I then mixed up a batch of post-shade color using (045) British Slate Grey and sprayed that for about 20 minutes. Just four drops of paint lasted so long that I feel I overdid it – laying down too much paint and nearly ruining the post-shade effect I wanted. Why? Because when I (should have) stopped I still had so much paint in the cup that the ‘cheap bastard’ in me didn’t want to waste it.

As I said, getting used to this paint requires you to ‘forget what you have learned’, and reset. Learning, I laid down my final post-shade coat of RLM-76 using just 2 drops (!) of paint and 8 drops of Thinner Mix. And I still had paint left over when I was done.
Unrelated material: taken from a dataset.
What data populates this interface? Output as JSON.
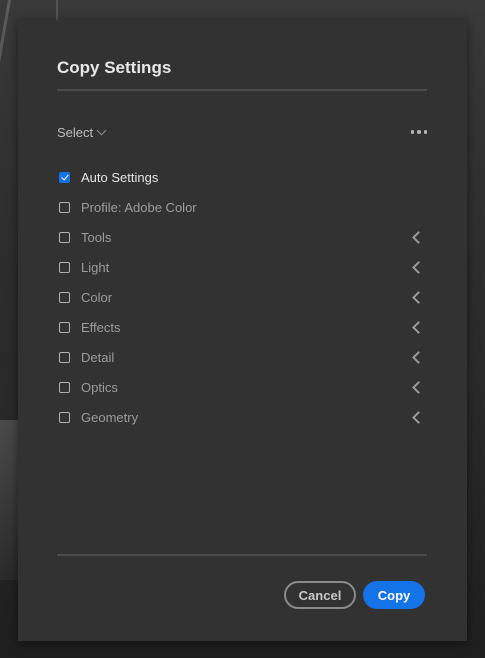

By the way, the RLM paint is part of a new batch of colors about to come out on the market aimed at German aircraft builders. I’ve been told these new colors are accurate; I’ll take their word for it – they look beautiful to me. The new colors include:

  • RLM-02 Grau
  • RLM-65 Hellblau I
  • RLM-74 Graugrün
  • RLM-75 Grauviolett
  • RLM-76 Lichtblau
  • RLM-78 Hellblau II
  • RLM-81 Braunviolett
  • RLM-82 Lichtgrün
  • RLM-83 Dunkelgrün
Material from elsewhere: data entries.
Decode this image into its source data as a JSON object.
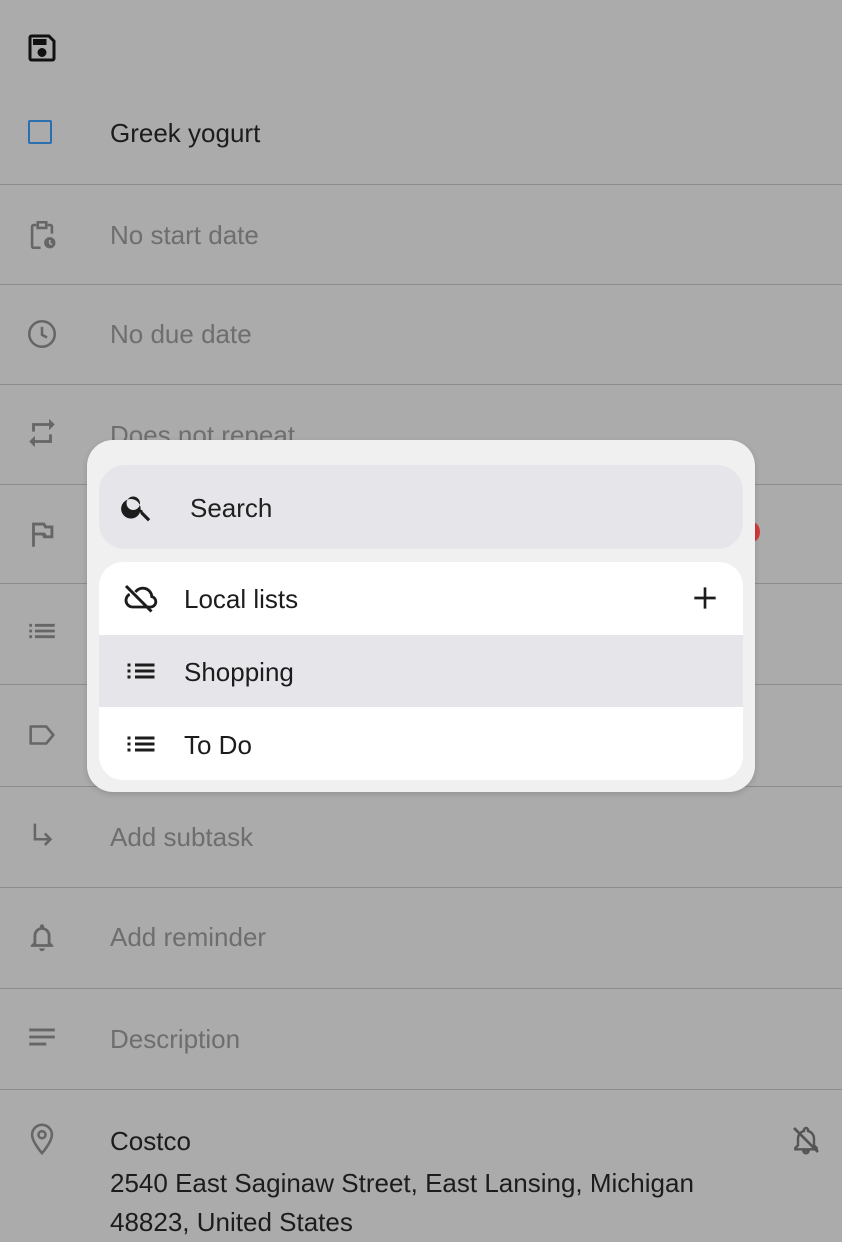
{
  "task": {
    "title": "Greek yogurt",
    "start_date": "No start date",
    "due_date": "No due date",
    "repeat": "Does not repeat",
    "subtask": "Add subtask",
    "reminder": "Add reminder",
    "description": "Description"
  },
  "location": {
    "name": "Costco",
    "address": "2540 East Saginaw Street, East Lansing, Michigan 48823, United States"
  },
  "list_picker": {
    "search_label": "Search",
    "group_label": "Local lists",
    "lists": [
      {
        "label": "Shopping",
        "selected": true
      },
      {
        "label": "To Do",
        "selected": false
      }
    ]
  },
  "colors": {
    "checkbox": "#2c6fb0",
    "scrim": "#ababab",
    "dialog": "#f0f0f0",
    "selected_item": "#e6e5ea",
    "priority_dot": "#d23a3a"
  },
  "icons": {
    "save": "save-icon",
    "start_date": "calendar-clock-icon",
    "due_date": "clock-icon",
    "repeat": "repeat-icon",
    "priority": "flag-icon",
    "list": "list-icon",
    "tags": "label-icon",
    "subtask": "subdirectory-arrow-icon",
    "reminder": "bell-icon",
    "description": "notes-icon",
    "location": "location-pin-icon",
    "geofence": "bell-off-icon",
    "search": "search-icon",
    "local_lists": "cloud-off-icon",
    "add": "plus-icon"
  }
}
Back to the model - I waited about 2 hours and then put the decals on. These were plain white, early-war, Balkenkreuz outline-crosses without fill – a perfect test to see if these paints do indeed allow you to skip the ‘gloss coat’ prior to decaling.
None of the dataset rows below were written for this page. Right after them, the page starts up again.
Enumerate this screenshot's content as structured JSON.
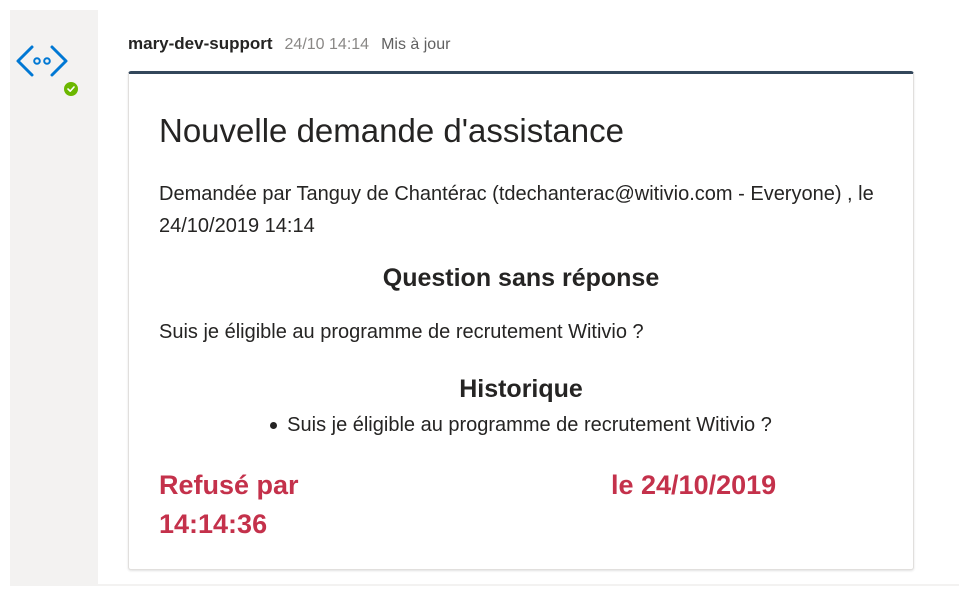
{
  "message": {
    "author": "mary-dev-support",
    "timestamp": "24/10 14:14",
    "edited_label": "Mis à jour",
    "avatar_icon": "code-brackets-icon",
    "presence_icon": "available-check-icon",
    "presence_color": "#6bb700"
  },
  "card": {
    "title": "Nouvelle demande d'assistance",
    "requested_by": "Demandée par Tanguy de Chantérac (tdechanterac@witivio.com - Everyone) , le 24/10/2019 14:14",
    "question_heading": "Question sans réponse",
    "question": "Suis je éligible au programme de recrutement Witivio ?",
    "history_heading": "Historique",
    "history": [
      "Suis je éligible au programme de recrutement Witivio ?"
    ],
    "status_refused": "Refusé par",
    "status_time": "14:14:36",
    "status_date": "le 24/10/2019",
    "accent_color": "#33475b",
    "status_color": "#c4314b"
  }
}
My results were mixed – some of the decals showed no signs of silvering, but both crosses ‘silvered up’, unfortunately. Until I figure what I did wrong, I will continue to lay down a gloss coat under and over decals.


Clean-up is a breeze, although tap water seems to have little effect on removing the paint from the airbrush, so I suspect these paints contain something to protect them from water. The thinner works, of course, as does the company’s own Airbrush Cleaner.

After removing any excess paint with a Q-tip, I sprayed a few drops of thinner through the brush to clear out any paint that was still hanging around, swabbed the color cup with a Q-tip and then sprayed about 10 drops of MMP cleaner before setting the airbrush back on the rack. Occasionally I will pull the needle out and check it for paint or damage, but that’s it.

A final note: the Hairspray Method and Mission Models Paints

I use hairspray on almost everything now – mostly to lay down protective coats to make overspray cleanup easier, and to prepare the overlying coat for chipping and weathering.

This paint works well with the first type of hairspray application, rubbing off easily if there is overspray (ex: on the rubber portions of wheels, pioneer tools, etc.). You can also use their thinner for this task, which works even better than water.

Unfortunately, whether you use plain water, their thinner or cleaner, or any combination of these, paint chipping just isn’t in the wheelhouse for this acrylic paint, a job still best left to Tamiya paints, which naturally react perfectly to hairspray, flaking off in tiny, tiny pieces, allowing complete control. With MMP, as the paint starts to dry, water has less and less effect on it, and if it does come off, the removal of it is hard to control. The MMP thinner and cleaner products basically do what they’re supposed to do, remove the paint altogether.

I am hopeful that MMP can come out with a product (as Vallejo and AK Interactive have) that will allow their paint to be used with this type of weathering technique.

Quest Fulfilled

I have found my new paint; my quest fulfilled. I will continue to use my Vallejo paint investment, and Tamiya will continue to be my go-to choice when I want to use the hairspray weathering technique for chipping. The ease of use and color accuracy of these new Mission Models products, however, makes the choice of my preferred airbrushing paint a simple one for me. Life is simply too short to struggle with airbrushing if you don’t have to.

Did I mention these are acrylic paints?

© IPMS-Seattle. All rights reserved.